Military: New fighting in Sri Lanka kills 22 despite rebels' cease-fire offer
Mon July 28, 2008 03:21 EDT .
RAVI NESSMAN - Associated Press Writer - COLOMBO, Sri Lanka - (AP) Sri Lankan troops launched a wave of attacks on Tamil Tiger bunkers that killed 18 guerrillas and four soldiers, despite a rebel decision to implement a temporary, unilateral cease-fire, the military said Monday.
The rebels said last week they would halt attacks for 10 days starting last Saturday as a goodwill gesture in honor of a summit of South Asian leaders to be held in Colombo.
However, the group said it would retain the right to defend itself if the government pressed ahead with its offensive against their de facto state in the north.
Sri Lankan officials gave conflicting responses to the cease-fire declaration, with some military officials saying halting the offensive now, after several important victories in recent days, would give the rebels time to regroup.

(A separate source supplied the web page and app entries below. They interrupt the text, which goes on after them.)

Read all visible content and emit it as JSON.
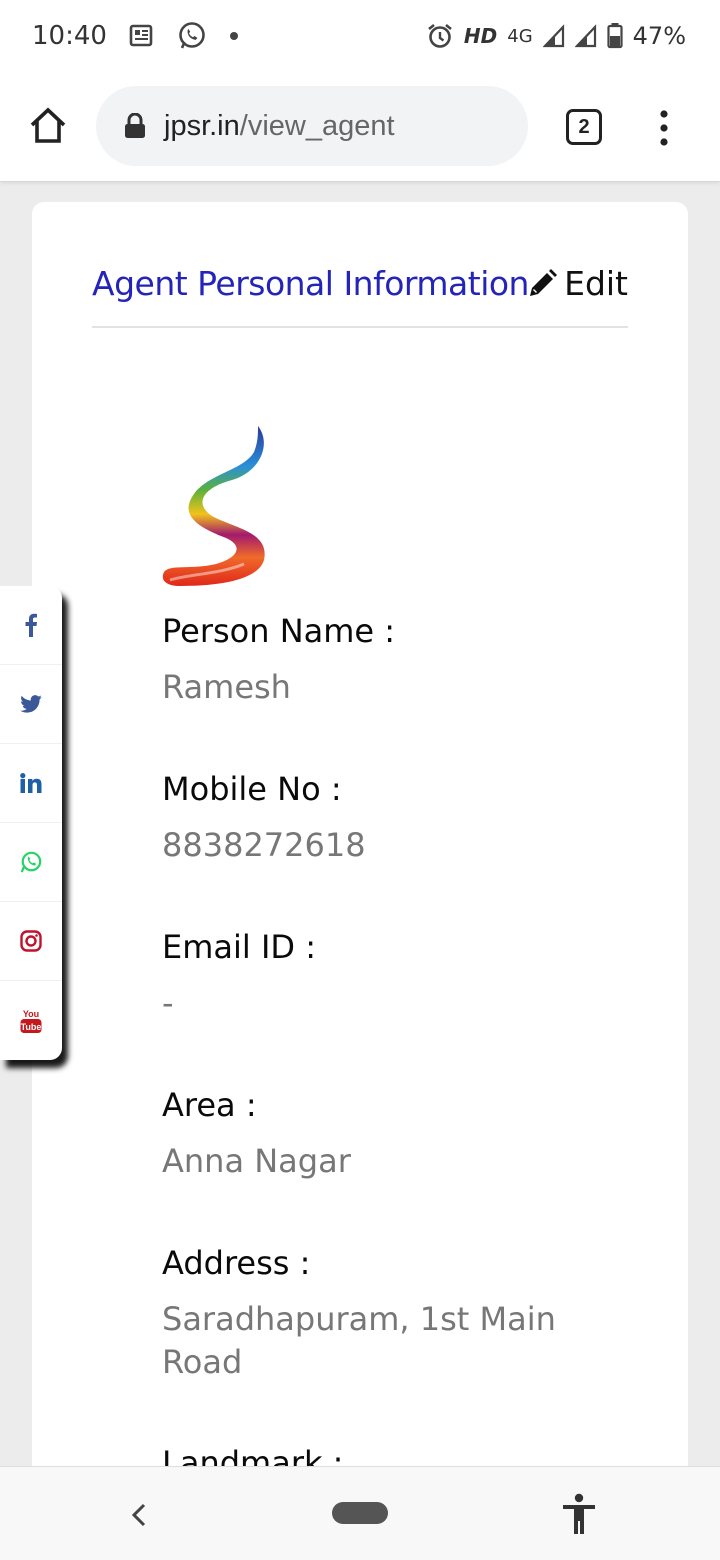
{
  "status_bar": {
    "time": "10:40",
    "hd": "HD",
    "network": "4G",
    "battery": "47%"
  },
  "browser": {
    "url_host": "jpsr.in",
    "url_path": "/view_agent",
    "tab_count": "2"
  },
  "card": {
    "title": "Agent Personal Information",
    "edit_label": "Edit",
    "fields": [
      {
        "label": "Person Name :",
        "value": "Ramesh"
      },
      {
        "label": "Mobile No :",
        "value": "8838272618"
      },
      {
        "label": "Email ID :",
        "value": "-"
      },
      {
        "label": "Area :",
        "value": "Anna Nagar"
      },
      {
        "label": "Address :",
        "value": "Saradhapuram, 1st Main Road"
      },
      {
        "label": "Landmark :",
        "value": ""
      }
    ]
  },
  "social": {
    "icons": [
      "facebook-icon",
      "twitter-icon",
      "linkedin-icon",
      "whatsapp-icon",
      "instagram-icon",
      "youtube-icon"
    ],
    "colors": {
      "facebook": "#3b5998",
      "twitter": "#3b5998",
      "linkedin": "#1f5fa8",
      "whatsapp": "#25d366",
      "instagram": "#c0122b",
      "youtube": "#c4181c"
    },
    "youtube_text_top": "You",
    "youtube_text_bottom": "Tube"
  },
  "colors": {
    "title": "#2425b8",
    "value": "#777777",
    "page_bg": "#ececec"
  }
}
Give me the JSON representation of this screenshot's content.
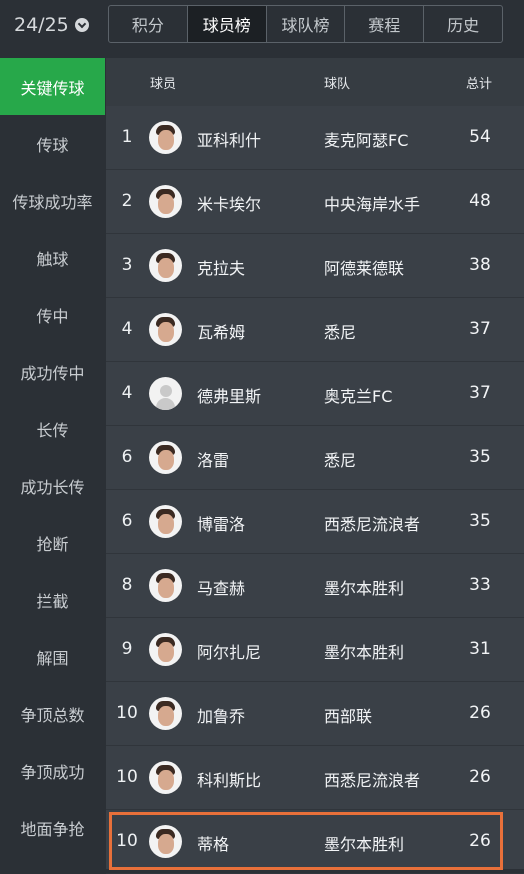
{
  "season": {
    "label": "24/25"
  },
  "tabs": [
    {
      "label": "积分"
    },
    {
      "label": "球员榜"
    },
    {
      "label": "球队榜"
    },
    {
      "label": "赛程"
    },
    {
      "label": "历史"
    }
  ],
  "active_tab": 1,
  "sidebar": {
    "items": [
      {
        "label": "关键传球"
      },
      {
        "label": "传球"
      },
      {
        "label": "传球成功率"
      },
      {
        "label": "触球"
      },
      {
        "label": "传中"
      },
      {
        "label": "成功传中"
      },
      {
        "label": "长传"
      },
      {
        "label": "成功长传"
      },
      {
        "label": "抢断"
      },
      {
        "label": "拦截"
      },
      {
        "label": "解围"
      },
      {
        "label": "争顶总数"
      },
      {
        "label": "争顶成功"
      },
      {
        "label": "地面争抢"
      }
    ]
  },
  "table": {
    "headers": {
      "player": "球员",
      "team": "球队",
      "total": "总计"
    },
    "rows": [
      {
        "rank": "1",
        "name": "亚科利什",
        "team": "麦克阿瑟FC",
        "total": "54"
      },
      {
        "rank": "2",
        "name": "米卡埃尔",
        "team": "中央海岸水手",
        "total": "48"
      },
      {
        "rank": "3",
        "name": "克拉夫",
        "team": "阿德莱德联",
        "total": "38"
      },
      {
        "rank": "4",
        "name": "瓦希姆",
        "team": "悉尼",
        "total": "37"
      },
      {
        "rank": "4",
        "name": "德弗里斯",
        "team": "奥克兰FC",
        "total": "37"
      },
      {
        "rank": "6",
        "name": "洛雷",
        "team": "悉尼",
        "total": "35"
      },
      {
        "rank": "6",
        "name": "博雷洛",
        "team": "西悉尼流浪者",
        "total": "35"
      },
      {
        "rank": "8",
        "name": "马查赫",
        "team": "墨尔本胜利",
        "total": "33"
      },
      {
        "rank": "9",
        "name": "阿尔扎尼",
        "team": "墨尔本胜利",
        "total": "31"
      },
      {
        "rank": "10",
        "name": "加鲁乔",
        "team": "西部联",
        "total": "26"
      },
      {
        "rank": "10",
        "name": "科利斯比",
        "team": "西悉尼流浪者",
        "total": "26"
      },
      {
        "rank": "10",
        "name": "蒂格",
        "team": "墨尔本胜利",
        "total": "26"
      }
    ]
  },
  "icons": {
    "season_dropdown": "chevron-down-icon",
    "avatar": "player-avatar-icon"
  },
  "colors": {
    "accent": "#27a84a",
    "highlight": "#e8703a"
  }
}
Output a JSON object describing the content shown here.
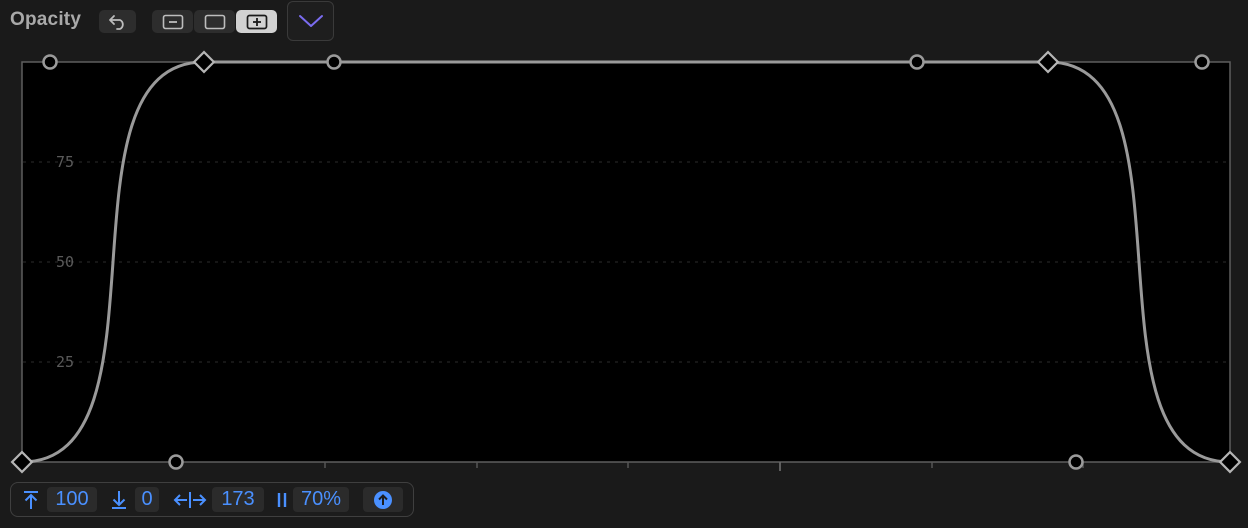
{
  "toolbar": {
    "title": "Opacity",
    "buttons": [
      {
        "name": "undo-button",
        "icon": "undo-icon",
        "active": false
      },
      {
        "name": "zoom-out-button",
        "icon": "minus-square-icon",
        "active": false
      },
      {
        "name": "fit-button",
        "icon": "square-icon",
        "active": false
      },
      {
        "name": "zoom-in-button",
        "icon": "plus-square-icon",
        "active": true
      },
      {
        "name": "collapse-button",
        "icon": "chevron-down-icon",
        "accent": "#7b6cf0"
      }
    ]
  },
  "graph": {
    "y_axis_labels": [
      "75",
      "50",
      "25"
    ],
    "ylim": [
      0,
      100
    ],
    "curve_color": "#9a9a9a",
    "background": "#000000",
    "grid": "dotted"
  },
  "bottom_bar": {
    "max_value": "100",
    "min_value": "0",
    "width_value": "173",
    "smoothness_value": "70%",
    "accent_color": "#4a90ff",
    "icons": [
      "arrow-up-to-top-icon",
      "arrow-down-to-bottom-icon",
      "horizontal-spread-icon",
      "pause-bars-icon",
      "upload-circle-icon"
    ]
  }
}
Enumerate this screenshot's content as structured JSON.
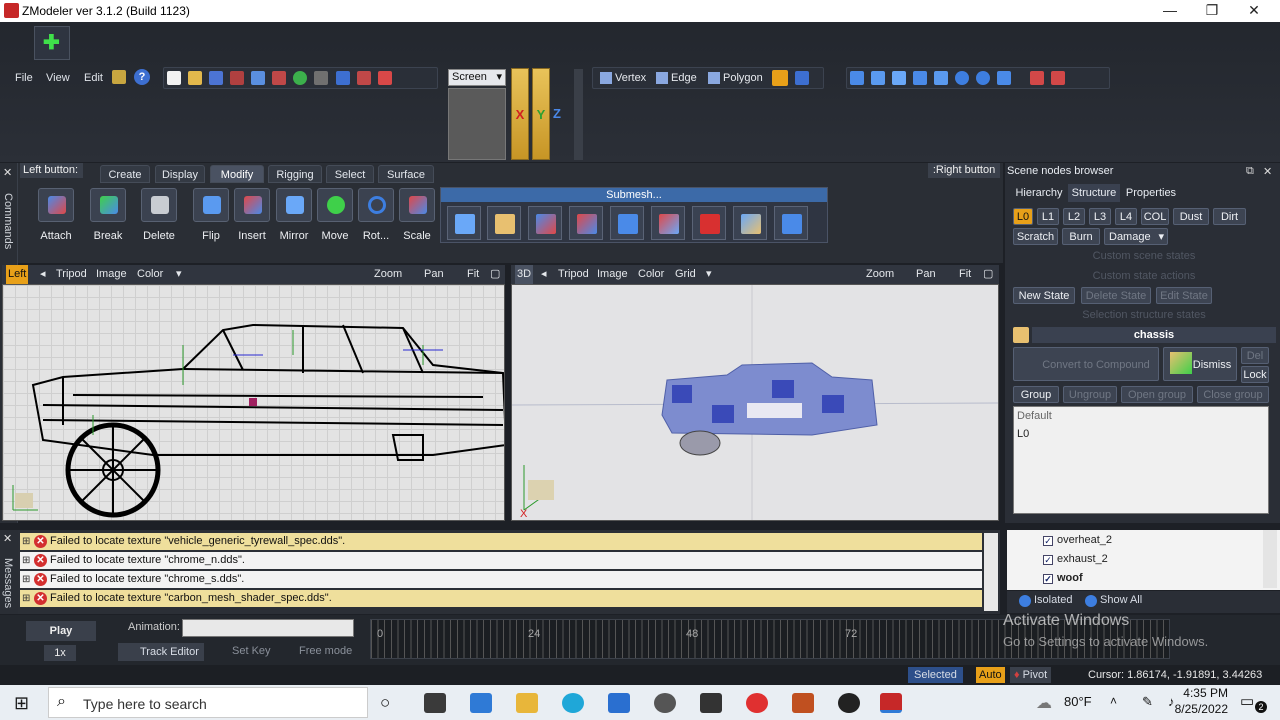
{
  "window": {
    "title": "ZModeler ver 3.1.2 (Build 1123)",
    "min": "—",
    "max": "❐",
    "close": "✕"
  },
  "menu": {
    "file": "File",
    "view": "View",
    "edit": "Edit"
  },
  "coord_space": {
    "selected": "Screen"
  },
  "axes": {
    "x": "X",
    "y": "Y",
    "z": "Z"
  },
  "selection_modes": {
    "vertex": "Vertex",
    "edge": "Edge",
    "polygon": "Polygon"
  },
  "command_panel": {
    "left_button_label": "Left button:",
    "right_button_label": ":Right button",
    "side_label": "Commands",
    "tabs": [
      "Create",
      "Display",
      "Modify",
      "Rigging",
      "Select",
      "Surface"
    ],
    "active_tab": "Modify",
    "tools": [
      "Attach",
      "Break",
      "Delete",
      "Flip",
      "Insert",
      "Mirror",
      "Move",
      "Rot...",
      "Scale"
    ],
    "submesh_label": "Submesh..."
  },
  "viewport_left": {
    "name": "Left",
    "tripod": "Tripod",
    "image": "Image",
    "color": "Color",
    "zoom": "Zoom",
    "pan": "Pan",
    "fit": "Fit"
  },
  "viewport_3d": {
    "name": "3D",
    "tripod": "Tripod",
    "image": "Image",
    "color": "Color",
    "grid": "Grid",
    "zoom": "Zoom",
    "pan": "Pan",
    "fit": "Fit"
  },
  "scene_browser": {
    "title": "Scene nodes browser",
    "tabs": [
      "Hierarchy",
      "Structure",
      "Properties"
    ],
    "active_tab": "Structure",
    "lod_chips": [
      "L0",
      "L1",
      "L2",
      "L3",
      "L4",
      "COL",
      "Dust",
      "Dirt"
    ],
    "state_chips": [
      "Scratch",
      "Burn",
      "Damage"
    ],
    "custom_scene_states": "Custom scene states",
    "custom_state_actions": "Custom state actions",
    "new_state": "New State",
    "delete_state": "Delete State",
    "edit_state": "Edit State",
    "selection_structure_states": "Selection structure states",
    "node_name": "chassis",
    "convert_compound": "Convert to Compound",
    "dismiss": "Dismiss",
    "del": "Del",
    "lock": "Lock",
    "group": "Group",
    "ungroup": "Ungroup",
    "open_group": "Open group",
    "close_group": "Close group",
    "list": [
      "Default",
      "L0"
    ],
    "tree_items": [
      "overheat_2",
      "exhaust_2",
      "woof"
    ],
    "isolated": "Isolated",
    "show_all": "Show All"
  },
  "messages": {
    "side_label": "Messages",
    "rows": [
      "Failed to locate texture \"vehicle_generic_tyrewall_spec.dds\".",
      "Failed to locate texture \"chrome_n.dds\".",
      "Failed to locate texture \"chrome_s.dds\".",
      "Failed to locate texture \"carbon_mesh_shader_spec.dds\"."
    ]
  },
  "animation": {
    "play": "Play",
    "speed": "1x",
    "label": "Animation:",
    "track_editor": "Track Editor",
    "set_key": "Set Key",
    "free_mode": "Free mode",
    "ticks": [
      "0",
      "24",
      "48",
      "72"
    ]
  },
  "status": {
    "selected": "Selected",
    "auto": "Auto",
    "pivot": "Pivot",
    "cursor": "Cursor: 1.86174, -1.91891, 3.44263"
  },
  "watermark": {
    "line1": "Activate Windows",
    "line2": "Go to Settings to activate Windows."
  },
  "taskbar": {
    "search_placeholder": "Type here to search",
    "weather": "80°F",
    "time": "4:35 PM",
    "date": "8/25/2022",
    "notif_count": "2"
  },
  "colors": {
    "accent_orange": "#e8a019",
    "error_red": "#d32f2f",
    "message_highlight": "#efdf9c"
  }
}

On Saturday, as the cease-fire was to start, government forces killed 12 rebels across the battlefront, the military said.
Fighting continued Sunday, with at least 16 different battles breaking out in the Welioya and Vavuniya regions, some of them sparked by government attacks on the rebels' bunker lines, the military said Monday. The rebels also carried out at least five roadside bombings against troops, the military said.
The violence killed 18 rebels and four soldiers, the military said.
``There's no response to the cease-fire. Our offensives are going on,'' military spokesman Brig. Udaya Nanayakkara said.
Rebel spokesman Rasiah Ilanthirayan was not immediately available for comment. It was not clear if the rebels would abandon the truce in the face of the ongoing attacks.
Both sides routinely give conflicting versions of battles and independent verification of the fighting is not possible because journalists are barred from the war zone.
The violence came at the start of preliminary meetings of the South Asia Association for Regional Cooperation, known as SAARC.
The heads of state of the eight-member grouping including India, Pakistan and Afghanistan are to hold their two-day meeting starting next Saturday.
Government officials would be deeply embarrassed by a rebel bus bombing or other attack during the gathering. To prevent such a scenario they sent nearly 20,000 police and soldiers into the streets of Colombo and it's suburbs and shut down several major roads in the city for the duration of the summit.
The Tamil rebels have been fighting for an independent state in the nation's north and east since 1983, following decades of marginalization by governments dominated by the Sinhalese majority. More than 70,000 people have been killed in the conflict.
Fighting escalated in recent months after the government vowed to crush the rebels and seize their de facto state by the end of the year.Discuss this story
Published: Mon Jul 28 04:21:29 EDT 2008